The 59-year-old woman from West Bengal’s Ranaghat district became a household name earlier this year after a clip of hers, featuring her rendition of Lata Mangeshkar’s hit romantic number Ek Pyar Ka Nagma Hai, made its way online. Touched by her rather humble background and gifted abilities, on one hand, emotional netizens sang her praises, and on the other hand, opportunities started pouring in for the newly-discovered talent. Music director and singer Himesh Reshammiya even offered her a chance to sing playback for one of his songs.

After all, who doesn’t like those rare times when the internet wins!

Mahua Moitra & that rousing motion of thanks

TMC MP Mahua Moitra clicked at the Parliament House during the Budget Session in New Delhi. (Photo by Pankaj Nangia/India Today Group/Getty Images)
TMC MP Mahua Moitra clicked at the Parliament House during the Budget Session in New Delhi. (Photo by Pankaj Nangia/India Today Group/Getty Images)

For the woke millennial users, who consume their daily dose of news on Twitter, Mahua Moitra is a symbol of courage.

In a stirring motion of thanks delivered in the Indian Parliament, the Trinamool Congress MP questioned the ruling party’s ideologies and what she called its ‘xenophobic’ policies. Her speech brought to light some of the burning issues of the times, starting from the reports on mob lynching to the measures taken in the name of national security. The 44-year-old, who was earlier an investment banker and quit as VP of JPMorgan Chase in London in 2009 to join Indian politics, also took a stand against the lack of dissent and the singular image portrayed by the media.

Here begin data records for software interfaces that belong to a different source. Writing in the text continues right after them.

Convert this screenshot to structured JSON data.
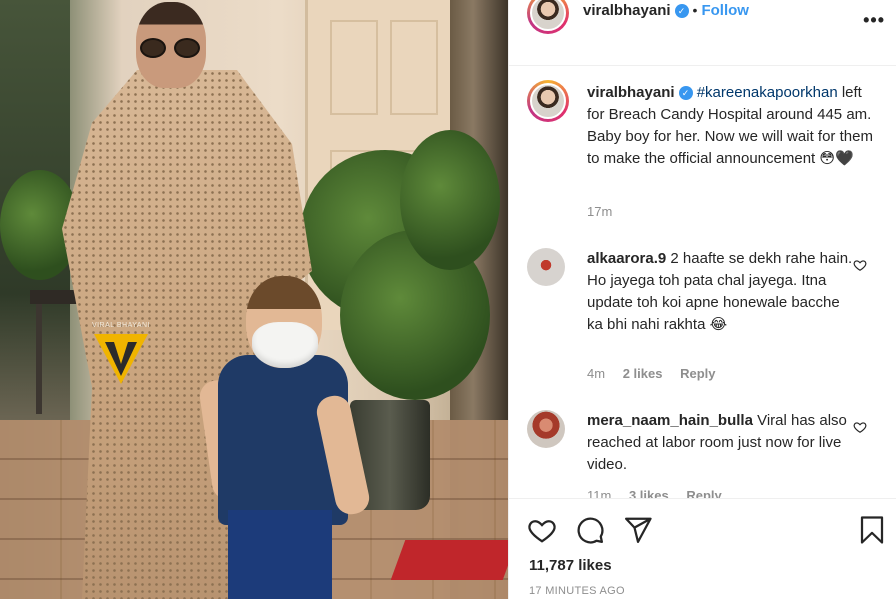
{
  "post_header": {
    "username": "viralbhayani",
    "separator": "•",
    "follow_label": "Follow",
    "more_label": "•••"
  },
  "caption": {
    "username": "viralbhayani",
    "hashtag": "#kareenakapoorkhan",
    "text": "left for Breach Candy Hospital around 445 am. Baby boy for her. Now we will wait for them to make the official announcement 😳🖤",
    "time": "17m"
  },
  "comments": [
    {
      "username": "alkaarora.9",
      "text": "2 haafte se dekh rahe hain. Ho jayega toh pata chal jayega. Itna update toh koi apne honewale bacche ka bhi nahi rakhta 😂",
      "time": "4m",
      "likes": "2 likes",
      "reply": "Reply"
    },
    {
      "username": "mera_naam_hain_bulla",
      "text": "Viral has also reached at labor room just now for live video.",
      "time": "11m",
      "likes": "3 likes",
      "reply": "Reply"
    }
  ],
  "actions": {
    "likes_count": "11,787 likes",
    "time_ago": "17 MINUTES AGO"
  },
  "photo": {
    "watermark_text": "VIRAL BHAYANI"
  },
  "colors": {
    "link_blue": "#3897f0",
    "text": "#262626",
    "muted": "#8e8e8e",
    "hashtag": "#00376b"
  },
  "icons": [
    "verified-badge-icon",
    "heart-icon",
    "comment-icon",
    "share-icon",
    "bookmark-icon",
    "more-icon"
  ]
}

It suffices to say, that post her rousing motion, both Mohua and her speech – which she called the ‘7 early signs of fascism’ – have gained a permanent place in the memory of the Indian Twitterati.

Deepika Ghose aka the #RCBgirl

There are two sides to instant popularity. On one hand, it could mean a great deal of recognition and rapid increase in social media following; but on the other, things become too public too soon. The story of Deepika Ghose aka the #RCBgirl is around these lines. After a panning camera caught her, decked in a striking red top and waving the RCB flag during an IPL match between Royal Challengers Bangalore and Sunrisers Hyderabad, for a few seconds, Ghose rose to instant stardom a few months ago.

The internet was gaga over her charming looks. So much so that within a few hours, online users had launched themselves into a frenzied search for the ‘RCB girl.’ One thing led to another, and the next thing we knew, Ghose had become a sudden viral sensation, attracting both fans and trolls alike. Her Instagram profile has more than 247,000 followers now.

Hanan Hamid and her ‘Viral’ van

Little did Hanan Hamid, the woman from Kerala who sold fish to support her education, know that pictures of her in action would cause such a stir online. The images, showing the young student selling fish in Kochi's Thammanam market, had hit the internet back in 2018. As happens with any such content capable of rousing interest, it was shared and re-shared wildly until Hamid became a popular social media figure.

Unfortunately for the spirited entrepreneur, along with fame the images also drew a barrage of trolls and vile comments that she was a publicity monger. But this didn’t break her spirits; Hamid went on record stating that she has to provide for her unwell mother and will continue to work while continuing her under graduate course. Hamid is back in the business with a Tata Ace van in tow. And as a cheeky nod to the naysayers, she has named the van, ‘Viral.’